-- Opening Marker --
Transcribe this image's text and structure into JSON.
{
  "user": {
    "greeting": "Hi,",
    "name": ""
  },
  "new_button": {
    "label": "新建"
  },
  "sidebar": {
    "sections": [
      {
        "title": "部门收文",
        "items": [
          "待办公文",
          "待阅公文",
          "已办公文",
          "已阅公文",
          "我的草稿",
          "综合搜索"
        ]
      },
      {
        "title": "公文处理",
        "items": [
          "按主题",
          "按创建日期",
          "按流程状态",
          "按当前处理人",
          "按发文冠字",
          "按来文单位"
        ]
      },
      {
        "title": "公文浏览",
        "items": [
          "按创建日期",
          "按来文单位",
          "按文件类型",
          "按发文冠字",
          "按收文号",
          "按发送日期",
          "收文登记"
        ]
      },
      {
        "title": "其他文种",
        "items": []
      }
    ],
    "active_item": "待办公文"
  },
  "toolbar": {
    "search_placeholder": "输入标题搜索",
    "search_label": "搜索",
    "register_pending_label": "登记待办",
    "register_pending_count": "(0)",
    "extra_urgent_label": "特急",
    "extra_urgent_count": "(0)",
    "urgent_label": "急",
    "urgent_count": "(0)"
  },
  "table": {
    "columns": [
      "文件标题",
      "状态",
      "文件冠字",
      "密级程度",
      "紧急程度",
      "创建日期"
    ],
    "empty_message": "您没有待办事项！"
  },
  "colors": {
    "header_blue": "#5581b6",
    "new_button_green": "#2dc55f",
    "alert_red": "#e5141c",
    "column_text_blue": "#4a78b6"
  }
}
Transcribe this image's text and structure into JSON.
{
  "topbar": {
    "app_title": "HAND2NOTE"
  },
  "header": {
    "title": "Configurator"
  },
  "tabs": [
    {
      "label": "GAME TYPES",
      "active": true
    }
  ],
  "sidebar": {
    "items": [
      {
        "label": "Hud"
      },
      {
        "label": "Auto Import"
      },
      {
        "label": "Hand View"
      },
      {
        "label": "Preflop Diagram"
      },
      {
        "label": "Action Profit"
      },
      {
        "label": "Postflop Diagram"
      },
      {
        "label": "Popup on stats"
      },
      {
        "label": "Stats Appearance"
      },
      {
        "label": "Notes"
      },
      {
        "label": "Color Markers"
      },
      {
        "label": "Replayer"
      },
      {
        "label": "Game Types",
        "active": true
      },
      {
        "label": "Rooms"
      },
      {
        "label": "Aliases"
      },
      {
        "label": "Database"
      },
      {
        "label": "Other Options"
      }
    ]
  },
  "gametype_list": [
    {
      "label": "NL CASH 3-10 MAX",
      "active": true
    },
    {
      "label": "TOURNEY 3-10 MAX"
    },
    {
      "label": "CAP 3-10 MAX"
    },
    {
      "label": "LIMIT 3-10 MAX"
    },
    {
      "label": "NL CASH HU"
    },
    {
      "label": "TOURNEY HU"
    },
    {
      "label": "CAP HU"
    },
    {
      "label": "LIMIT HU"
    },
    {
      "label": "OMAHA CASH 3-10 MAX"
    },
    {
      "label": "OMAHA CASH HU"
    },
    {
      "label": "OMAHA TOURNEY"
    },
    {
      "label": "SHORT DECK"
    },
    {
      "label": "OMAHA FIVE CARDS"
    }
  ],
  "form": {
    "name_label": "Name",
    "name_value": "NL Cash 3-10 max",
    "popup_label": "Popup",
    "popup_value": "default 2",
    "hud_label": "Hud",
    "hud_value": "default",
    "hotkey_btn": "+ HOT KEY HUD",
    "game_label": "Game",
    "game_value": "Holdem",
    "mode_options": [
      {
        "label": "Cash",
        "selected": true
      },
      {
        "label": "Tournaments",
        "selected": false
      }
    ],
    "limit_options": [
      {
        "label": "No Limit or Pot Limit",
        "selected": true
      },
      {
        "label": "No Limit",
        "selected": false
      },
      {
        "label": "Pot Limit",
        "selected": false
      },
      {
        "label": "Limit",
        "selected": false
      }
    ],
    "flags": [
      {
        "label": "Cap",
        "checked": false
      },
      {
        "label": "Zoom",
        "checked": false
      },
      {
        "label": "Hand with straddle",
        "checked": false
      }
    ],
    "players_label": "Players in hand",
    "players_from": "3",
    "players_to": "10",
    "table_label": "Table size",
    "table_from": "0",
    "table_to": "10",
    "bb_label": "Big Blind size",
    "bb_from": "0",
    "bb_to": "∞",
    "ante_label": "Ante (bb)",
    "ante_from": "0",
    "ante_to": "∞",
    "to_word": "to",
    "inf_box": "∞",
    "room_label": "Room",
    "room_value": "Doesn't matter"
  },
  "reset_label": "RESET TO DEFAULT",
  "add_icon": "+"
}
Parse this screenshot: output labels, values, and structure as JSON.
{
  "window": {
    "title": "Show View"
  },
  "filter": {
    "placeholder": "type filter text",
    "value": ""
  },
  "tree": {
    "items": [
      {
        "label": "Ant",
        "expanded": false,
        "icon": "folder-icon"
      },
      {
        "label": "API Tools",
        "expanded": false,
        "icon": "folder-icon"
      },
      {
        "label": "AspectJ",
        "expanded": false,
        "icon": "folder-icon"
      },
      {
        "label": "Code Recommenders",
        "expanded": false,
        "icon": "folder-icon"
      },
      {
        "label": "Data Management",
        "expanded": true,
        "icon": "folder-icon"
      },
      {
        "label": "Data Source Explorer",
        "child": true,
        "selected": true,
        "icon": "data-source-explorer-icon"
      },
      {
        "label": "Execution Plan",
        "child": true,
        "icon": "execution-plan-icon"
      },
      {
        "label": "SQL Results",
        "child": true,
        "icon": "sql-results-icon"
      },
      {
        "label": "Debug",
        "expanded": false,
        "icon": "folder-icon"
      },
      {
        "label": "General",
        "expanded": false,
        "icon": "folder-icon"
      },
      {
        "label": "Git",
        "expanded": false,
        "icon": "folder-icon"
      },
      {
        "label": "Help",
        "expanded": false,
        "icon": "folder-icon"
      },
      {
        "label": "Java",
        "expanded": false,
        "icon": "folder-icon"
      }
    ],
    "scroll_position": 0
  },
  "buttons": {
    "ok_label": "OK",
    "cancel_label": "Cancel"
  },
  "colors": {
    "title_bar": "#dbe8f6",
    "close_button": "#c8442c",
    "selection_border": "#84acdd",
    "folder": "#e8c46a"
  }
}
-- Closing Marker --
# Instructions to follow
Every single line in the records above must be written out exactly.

# Reply
Transcribe this image's text and structure into JSON.
{
  "user": {
    "greeting": "Hi,",
    "name": ""
  },
  "new_button": {
    "label": "新建"
  },
  "sidebar": {
    "sections": [
      {
        "title": "部门收文",
        "items": [
          "待办公文",
          "待阅公文",
          "已办公文",
          "已阅公文",
          "我的草稿",
          "综合搜索"
        ]
      },
      {
        "title": "公文处理",
        "items": [
          "按主题",
          "按创建日期",
          "按流程状态",
          "按当前处理人",
          "按发文冠字",
          "按来文单位"
        ]
      },
      {
        "title": "公文浏览",
        "items": [
          "按创建日期",
          "按来文单位",
          "按文件类型",
          "按发文冠字",
          "按收文号",
          "按发送日期",
          "收文登记"
        ]
      },
      {
        "title": "其他文种",
        "items": []
      }
    ],
    "active_item": "待办公文"
  },
  "toolbar": {
    "search_placeholder": "输入标题搜索",
    "search_label": "搜索",
    "register_pending_label": "登记待办",
    "register_pending_count": "(0)",
    "extra_urgent_label": "特急",
    "extra_urgent_count": "(0)",
    "urgent_label": "急",
    "urgent_count": "(0)"
  },
  "table": {
    "columns": [
      "文件标题",
      "状态",
      "文件冠字",
      "密级程度",
      "紧急程度",
      "创建日期"
    ],
    "empty_message": "您没有待办事项！"
  },
  "colors": {
    "header_blue": "#5581b6",
    "new_button_green": "#2dc55f",
    "alert_red": "#e5141c",
    "column_text_blue": "#4a78b6"
  }
}
Transcribe this image's text and structure into JSON.
{
  "topbar": {
    "app_title": "HAND2NOTE"
  },
  "header": {
    "title": "Configurator"
  },
  "tabs": [
    {
      "label": "GAME TYPES",
      "active": true
    }
  ],
  "sidebar": {
    "items": [
      {
        "label": "Hud"
      },
      {
        "label": "Auto Import"
      },
      {
        "label": "Hand View"
      },
      {
        "label": "Preflop Diagram"
      },
      {
        "label": "Action Profit"
      },
      {
        "label": "Postflop Diagram"
      },
      {
        "label": "Popup on stats"
      },
      {
        "label": "Stats Appearance"
      },
      {
        "label": "Notes"
      },
      {
        "label": "Color Markers"
      },
      {
        "label": "Replayer"
      },
      {
        "label": "Game Types",
        "active": true
      },
      {
        "label": "Rooms"
      },
      {
        "label": "Aliases"
      },
      {
        "label": "Database"
      },
      {
        "label": "Other Options"
      }
    ]
  },
  "gametype_list": [
    {
      "label": "NL CASH 3-10 MAX",
      "active": true
    },
    {
      "label": "TOURNEY 3-10 MAX"
    },
    {
      "label": "CAP 3-10 MAX"
    },
    {
      "label": "LIMIT 3-10 MAX"
    },
    {
      "label": "NL CASH HU"
    },
    {
      "label": "TOURNEY HU"
    },
    {
      "label": "CAP HU"
    },
    {
      "label": "LIMIT HU"
    },
    {
      "label": "OMAHA CASH 3-10 MAX"
    },
    {
      "label": "OMAHA CASH HU"
    },
    {
      "label": "OMAHA TOURNEY"
    },
    {
      "label": "SHORT DECK"
    },
    {
      "label": "OMAHA FIVE CARDS"
    }
  ],
  "form": {
    "name_label": "Name",
    "name_value": "NL Cash 3-10 max",
    "popup_label": "Popup",
    "popup_value": "default 2",
    "hud_label": "Hud",
    "hud_value": "default",
    "hotkey_btn": "+ HOT KEY HUD",
    "game_label": "Game",
    "game_value": "Holdem",
    "mode_options": [
      {
        "label": "Cash",
        "selected": true
      },
      {
        "label": "Tournaments",
        "selected": false
      }
    ],
    "limit_options": [
      {
        "label": "No Limit or Pot Limit",
        "selected": true
      },
      {
        "label": "No Limit",
        "selected": false
      },
      {
        "label": "Pot Limit",
        "selected": false
      },
      {
        "label": "Limit",
        "selected": false
      }
    ],
    "flags": [
      {
        "label": "Cap",
        "checked": false
      },
      {
        "label": "Zoom",
        "checked": false
      },
      {
        "label": "Hand with straddle",
        "checked": false
      }
    ],
    "players_label": "Players in hand",
    "players_from": "3",
    "players_to": "10",
    "table_label": "Table size",
    "table_from": "0",
    "table_to": "10",
    "bb_label": "Big Blind size",
    "bb_from": "0",
    "bb_to": "∞",
    "ante_label": "Ante (bb)",
    "ante_from": "0",
    "ante_to": "∞",
    "to_word": "to",
    "inf_box": "∞",
    "room_label": "Room",
    "room_value": "Doesn't matter"
  },
  "reset_label": "RESET TO DEFAULT",
  "add_icon": "+"
}
Parse this screenshot: output labels, values, and structure as JSON.
{
  "window": {
    "title": "Show View"
  },
  "filter": {
    "placeholder": "type filter text",
    "value": ""
  },
  "tree": {
    "items": [
      {
        "label": "Ant",
        "expanded": false,
        "icon": "folder-icon"
      },
      {
        "label": "API Tools",
        "expanded": false,
        "icon": "folder-icon"
      },
      {
        "label": "AspectJ",
        "expanded": false,
        "icon": "folder-icon"
      },
      {
        "label": "Code Recommenders",
        "expanded": false,
        "icon": "folder-icon"
      },
      {
        "label": "Data Management",
        "expanded": true,
        "icon": "folder-icon"
      },
      {
        "label": "Data Source Explorer",
        "child": true,
        "selected": true,
        "icon": "data-source-explorer-icon"
      },
      {
        "label": "Execution Plan",
        "child": true,
        "icon": "execution-plan-icon"
      },
      {
        "label": "SQL Results",
        "child": true,
        "icon": "sql-results-icon"
      },
      {
        "label": "Debug",
        "expanded": false,
        "icon": "folder-icon"
      },
      {
        "label": "General",
        "expanded": false,
        "icon": "folder-icon"
      },
      {
        "label": "Git",
        "expanded": false,
        "icon": "folder-icon"
      },
      {
        "label": "Help",
        "expanded": false,
        "icon": "folder-icon"
      },
      {
        "label": "Java",
        "expanded": false,
        "icon": "folder-icon"
      }
    ],
    "scroll_position": 0
  },
  "buttons": {
    "ok_label": "OK",
    "cancel_label": "Cancel"
  },
  "colors": {
    "title_bar": "#dbe8f6",
    "close_button": "#c8442c",
    "selection_border": "#84acdd",
    "folder": "#e8c46a"
  }
}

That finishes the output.